Understanding how the naturally occurring genetic variations affect gene expression levels has been a promising first step to understand the genetics of complex traits at molecular level. The expression Quantitative Trait Loci studies (eQTL) attempt map all the genomic regions affecting/associated with gene expression levels, by genotyping and measuring genome wide expression levels on the same set of individuals from a population.
Although sequencing mRNA molecules by RNA-seq technology has almost replaced microarray technology in small/medium scale gene expression studies, the large-scale genetics of gene expression studies have been a bit slow to embrace Next-gen sequencing. Till recently almost all of the eQTL studies have primarily relied on measuring expression profiles by using microarray technologies.
Only two studies have been published that looked at at genetics of human gene expression by RNA-seq. Pritchard’s group at U. Chicago characterized the genetics of gene expression in 69 african samples from HapMap using RNA-seq and a group from Europe analyzed RNA-seq from 60 European HapMap samples. The results from these studies were published back-to-back in the Nature 2010 issue celebrating “The human genome at ten“.
After those two publications, there are no studies using RNA-seq for understanding genetics of gene expression. Actually, except for the ENCODE/MODENCODE project there is no large scale RNA-seq data published yet. ENCODE published over 410 RNA-seq studies, they were mainly from a few cell lines, not a population level data.
It is bit surprising to see that genetics of gene expression has been a bit slow to embrace sequencing. For sure there are many valid reasons, including funding, scale of such projects and challenges associated with collecting genotype, expression and possibly other phenotypes from the same population and challenges associated with analyzing RNA-seq data.
Genetics of Gene Expression Goes Next-Gen Sequencing
It is all going to change pretty soon. The recently concluded Biology of the Genomes conference highlighted at least two major studies on the genetics of human gene expression using RNA-seq data.
One study, Geuvadis project from Europe uses part of samples from the 1000 Genome project with the aim of setting up standards for biological/medical interpretation of sequence data in relation to clinical phenotypes. The Geuvadis project has sequenced both mRNA and microRNA molecules on 465 lymphoblastoid cell line (LCL) samples from 5 populations of the 1000 Genomes Project: one african (Yoruba, YRI) and four european (CEPH (CEU), Finns (FIN), British (GBR), and Toscani (TSI)).
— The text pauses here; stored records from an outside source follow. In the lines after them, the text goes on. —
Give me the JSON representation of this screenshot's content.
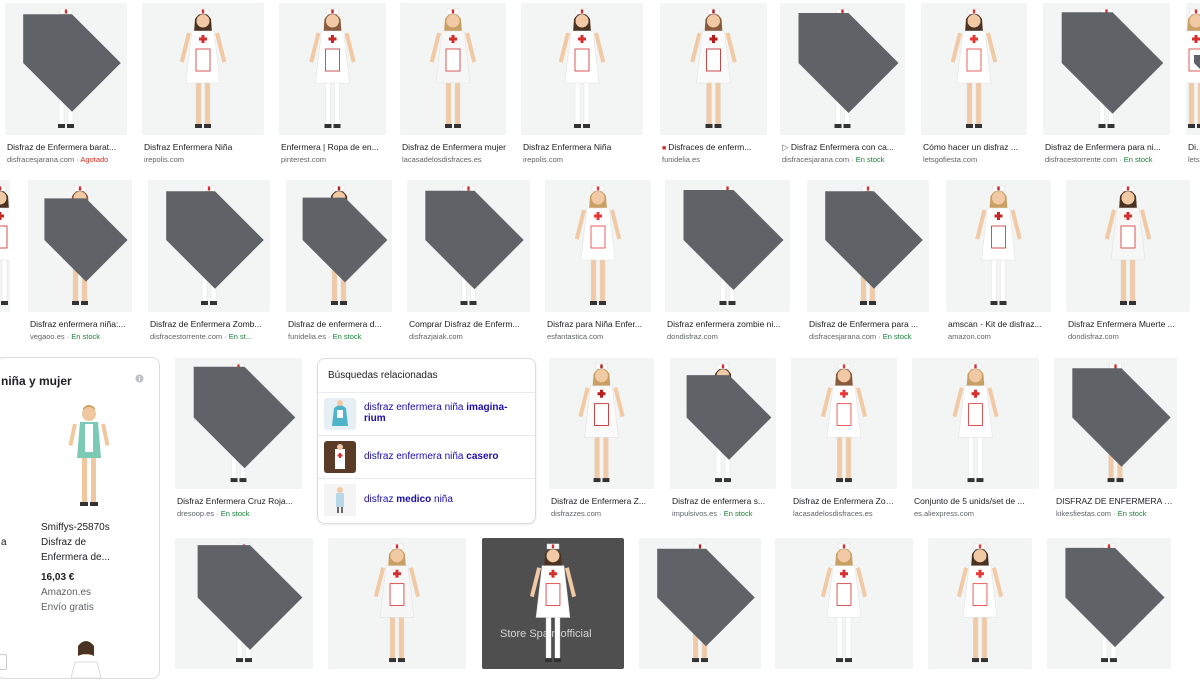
{
  "rows": [
    [
      {
        "caption": "Disfraz de Enfermera barat...",
        "source": "disfracesjarana.com",
        "status": "Agotado",
        "status_type": "out",
        "tag": true,
        "badge": ""
      },
      {
        "caption": "Disfraz Enfermera Niña",
        "source": "irepolis.com",
        "status": "",
        "status_type": "",
        "tag": false,
        "badge": ""
      },
      {
        "caption": "Enfermera | Ropa de en...",
        "source": "pinterest.com",
        "status": "",
        "status_type": "",
        "tag": false,
        "badge": ""
      },
      {
        "caption": "Disfraz de Enfermera mujer",
        "source": "lacasadelosdisfraces.es",
        "status": "",
        "status_type": "",
        "tag": false,
        "badge": ""
      },
      {
        "caption": "Disfraz Enfermera Niña",
        "source": "irepolis.com",
        "status": "",
        "status_type": "",
        "tag": false,
        "badge": ""
      },
      {
        "caption": "Disfraces de enferm...",
        "source": "funidelia.es",
        "status": "",
        "status_type": "",
        "tag": false,
        "badge": "truck"
      },
      {
        "caption": "Disfraz Enfermera con ca...",
        "source": "disfracesjarana.com",
        "status": "En stock",
        "status_type": "stock",
        "tag": true,
        "badge": "play"
      },
      {
        "caption": "Cómo hacer un disfraz ...",
        "source": "letsgofiesta.com",
        "status": "",
        "status_type": "",
        "tag": false,
        "badge": ""
      },
      {
        "caption": "Disfraz de Enfermera para ni...",
        "source": "disfracestorrente.com",
        "status": "En stock",
        "status_type": "stock",
        "tag": true,
        "badge": ""
      },
      {
        "caption": "Dis...",
        "source": "lets...",
        "status": "",
        "status_type": "",
        "tag": true,
        "badge": ""
      }
    ],
    [
      {
        "caption": "...",
        "source": "...",
        "status": "",
        "status_type": "",
        "tag": false,
        "badge": ""
      },
      {
        "caption": "Disfraz enfermera niña:...",
        "source": "vegaoo.es",
        "status": "En stock",
        "status_type": "stock",
        "tag": true,
        "badge": ""
      },
      {
        "caption": "Disfraz de Enfermera Zomb...",
        "source": "disfracestorrente.com",
        "status": "En st...",
        "status_type": "stock",
        "tag": true,
        "badge": ""
      },
      {
        "caption": "Disfraz de enfermera d...",
        "source": "funidelia.es",
        "status": "En stock",
        "status_type": "stock",
        "tag": true,
        "badge": ""
      },
      {
        "caption": "Comprar Disfraz de Enferm...",
        "source": "disfrazjaiak.com",
        "status": "",
        "status_type": "",
        "tag": true,
        "badge": ""
      },
      {
        "caption": "Disfraz para Niña Enfer...",
        "source": "esfantastica.com",
        "status": "",
        "status_type": "",
        "tag": false,
        "badge": ""
      },
      {
        "caption": "Disfraz enfermera zombie ni...",
        "source": "dondisfraz.com",
        "status": "",
        "status_type": "",
        "tag": true,
        "badge": ""
      },
      {
        "caption": "Disfraz de Enfermera para ...",
        "source": "disfracesjarana.com",
        "status": "En stock",
        "status_type": "stock",
        "tag": true,
        "badge": ""
      },
      {
        "caption": "amscan - Kit de disfraz...",
        "source": "amazon.com",
        "status": "",
        "status_type": "",
        "tag": false,
        "badge": ""
      },
      {
        "caption": "Disfraz Enfermera Muerte ...",
        "source": "dondisfraz.com",
        "status": "",
        "status_type": "",
        "tag": false,
        "badge": ""
      }
    ],
    [
      {
        "caption": "Disfraz Enfermera Cruz Roja...",
        "source": "dresoop.es",
        "status": "En stock",
        "status_type": "stock",
        "tag": true,
        "badge": ""
      },
      {
        "caption": "Disfraz de Enfermera Z...",
        "source": "disfrazzes.com",
        "status": "",
        "status_type": "",
        "tag": false,
        "badge": ""
      },
      {
        "caption": "Disfraz de enfermera s...",
        "source": "impulsivos.es",
        "status": "En stock",
        "status_type": "stock",
        "tag": true,
        "badge": ""
      },
      {
        "caption": "Disfraz de Enfermera Zom...",
        "source": "lacasadelosdisfraces.es",
        "status": "",
        "status_type": "",
        "tag": false,
        "badge": ""
      },
      {
        "caption": "Conjunto de 5 unids/set de ...",
        "source": "es.aliexpress.com",
        "status": "",
        "status_type": "",
        "tag": false,
        "badge": ""
      },
      {
        "caption": "DISFRAZ DE ENFERMERA NI...",
        "source": "kikesfiestas.com",
        "status": "En stock",
        "status_type": "stock",
        "tag": true,
        "badge": ""
      }
    ],
    [
      {
        "caption": "",
        "source": "",
        "status": "",
        "status_type": "",
        "tag": true,
        "badge": ""
      },
      {
        "caption": "",
        "source": "",
        "status": "",
        "status_type": "",
        "tag": false,
        "badge": ""
      },
      {
        "caption": "",
        "source": "",
        "status": "",
        "status_type": "",
        "tag": false,
        "badge": "",
        "overlay": "Store Spain official"
      },
      {
        "caption": "",
        "source": "",
        "status": "",
        "status_type": "",
        "tag": true,
        "badge": ""
      },
      {
        "caption": "",
        "source": "",
        "status": "",
        "status_type": "",
        "tag": false,
        "badge": ""
      },
      {
        "caption": "",
        "source": "",
        "status": "",
        "status_type": "",
        "tag": false,
        "badge": ""
      },
      {
        "caption": "",
        "source": "",
        "status": "",
        "status_type": "",
        "tag": true,
        "badge": ""
      }
    ]
  ],
  "related": {
    "title": "Búsquedas relacionadas",
    "items": [
      {
        "pre": "disfraz enfermera niña ",
        "bold": "imagina-rium",
        "post": ""
      },
      {
        "pre": "disfraz enfermera niña ",
        "bold": "casero",
        "post": ""
      },
      {
        "pre": "disfraz ",
        "bold": "medico",
        "post": " niña"
      }
    ]
  },
  "shopping": {
    "title": "niña y mujer",
    "product": "Smiffys-25870s Disfraz de Enfermera de...",
    "product_line1": "Smiffys-25870s",
    "product_line2": "Disfraz de",
    "product_line3": "Enfermera de...",
    "price": "16,03 €",
    "store": "Amazon.es",
    "shipping": "Envío gratis",
    "left_fragment": "a"
  },
  "colors": {
    "accent_red": "#d32f2f",
    "link": "#1a0dab",
    "stock": "#188038",
    "out": "#d93025",
    "muted": "#5f6368"
  }
}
Of these samples, 423 were part of the 1000 Genomes Phase 1 dataset with genome/exome sequencing data. Although the project results are not published yet, the underlying RNA-seq and microRNA-seq data are available from Geuvadis, under Fort Lauderdale Agreement. The Geuvadis website also says that one can expect the publication describing the results of the project pretty soon. Till then here are the tweets on talk at #BOG13 from the leading author of Geuvadis project.
Genetics of Gene Expression of samples from 1000 Genome #bog13
The lead author of Geuvadis project @tuuliel’s talk at #BOG13 storified.
Storified by NextGenSeek· Mon, May 13 2013 04:06:13
The second study from Stanford group led by Alexis Battle has sequenced transcriptomes for 922 individuals from the same population and genotyped them for 737,187 common SNPs. With over 900 individuals, it is the largest transcriptome sequencing effort ever. The mRNA from whole blood was sequenced to really high depth of over 60 million reads in each individual. This work does not have a project page yet and one can learn a bit. Here is the tweets from #BOG13 talk of Alexis Battle storified.
Large-scale RNA-seq study to understand the genetics of gene expression in human #bog13
Alexis Battle’s on the largest RNA-seq project at #bog13 storified
Storified by NextGenSeek· Mon, May 13 2013 04:12:08
NIH’s Genotype-Tissue Expression (GTEx) Project
These two large scale population level RNA-seq effort are only a beginning. NIH’s Genotype-Tissue Expression (GTEx) project is underway to create a largest resource of genotype and gene expression by RNA-seq on 30 to 50 tissues in the human body, including the brain, lung, heart and muscle. Just on the scale alone, the GTEx project could be called as “popENCODE” :) (Over 4000 experiments in ENCODE: 2142: ChIP-seq, 418:RNA-seq,318-DNase-seq). And the GTEx pilot project’s final data on 190 individuals with genotype information and RNA-seq on over 1800 tissues is available now. GTEx project plans to scale up the sample size in the future.